But after multiple references, I gave up and made my way to Boo’s pages.
Boo has restricted her book entirely to a suburban slum that adjoins the ever-expanding Mumbai International Airport, Annawadi. Annawadi is a community that started settling circa 1990 and now faces threat from enterprising ‘shining India’ that needs luxury hotels and world-class airport. But what is ambitious as development means displacement for the residents of Annawadi, for where will they really go when their land is taken in by an expanding airport and its luxurious expectations? Katherine Boo focuses her ethnographic study on this single urban slum, which she calls ‘undercity’ – undercity that is discretely placed as a bitter side dish under the complicated layers of urbanization and this world that cannot be taken along with forward-marching India. And hence as she puts the matter in her words: “In every community, the details differ, and matter.” Certainly. So yes, her book is a detailed one, tirelessly descriptive but not pioneering one so to speak. But Boo is not claiming it to be that, only the media is.
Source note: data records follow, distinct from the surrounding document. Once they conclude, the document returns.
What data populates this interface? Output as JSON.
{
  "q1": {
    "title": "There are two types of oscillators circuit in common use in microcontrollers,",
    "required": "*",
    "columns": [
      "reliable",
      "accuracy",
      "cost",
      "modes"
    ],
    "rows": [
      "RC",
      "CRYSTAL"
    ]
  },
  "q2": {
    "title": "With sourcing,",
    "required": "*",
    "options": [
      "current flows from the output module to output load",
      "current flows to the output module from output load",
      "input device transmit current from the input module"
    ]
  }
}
The book portrays closely-observed inhabitants of Annawadi, which range from garbage-pickers, garbage-sorters, and garbage-stealers, primarily scavengers of the city. With that Boo weaves this intricate story of envy-driven Fatima Shaikh who somehow manages a vengeance plot against a young boy named Abdul, a rag picker, who she has accused of a gruesome crime. The story does not end with anything definitive except for this complex multi-layered tale, rich with detailed portrayals.
This is perhaps the most striking feature, where Boo never gets pedantic offering sympathy and pity and most importantly any good-intentioned patronizing solutions. Her strength lies in honest penetrative invisible eyes, which are grasping every detail of events and texture of Annawadi. Presenting the larger issue of organic urban settlements and exclusion perils that it comes with for those who miss hopping the development train. One may call it heartless and cruel but Boo doesn’t do that. She is busy describing endlessly the layers of this complex settlement, which is a microcosm of change, through urbanization that is looming large on Mumbai’s head.
There are difficult issues with extremely uncomfortable questions to be raised. Perhaps it’s not about poverty-surviving martyrs anymore but a collective failure of policies that were ineffective or more importantly which never existed.
Katherine’s painstaking portrayal of lives of Annawadians shatters the myth of upward progressing financial capital of India and it hints unglamorously at what lays in its broken system. Corrupt system, which somehow fails only the poor and their poverty. Their lives are an embarrassment to this modernizing City of Mumbai. Will they be left behind and crushed to anonymity or confined and hidden accurately behind the walls away like the trash they collect and sort for this other India?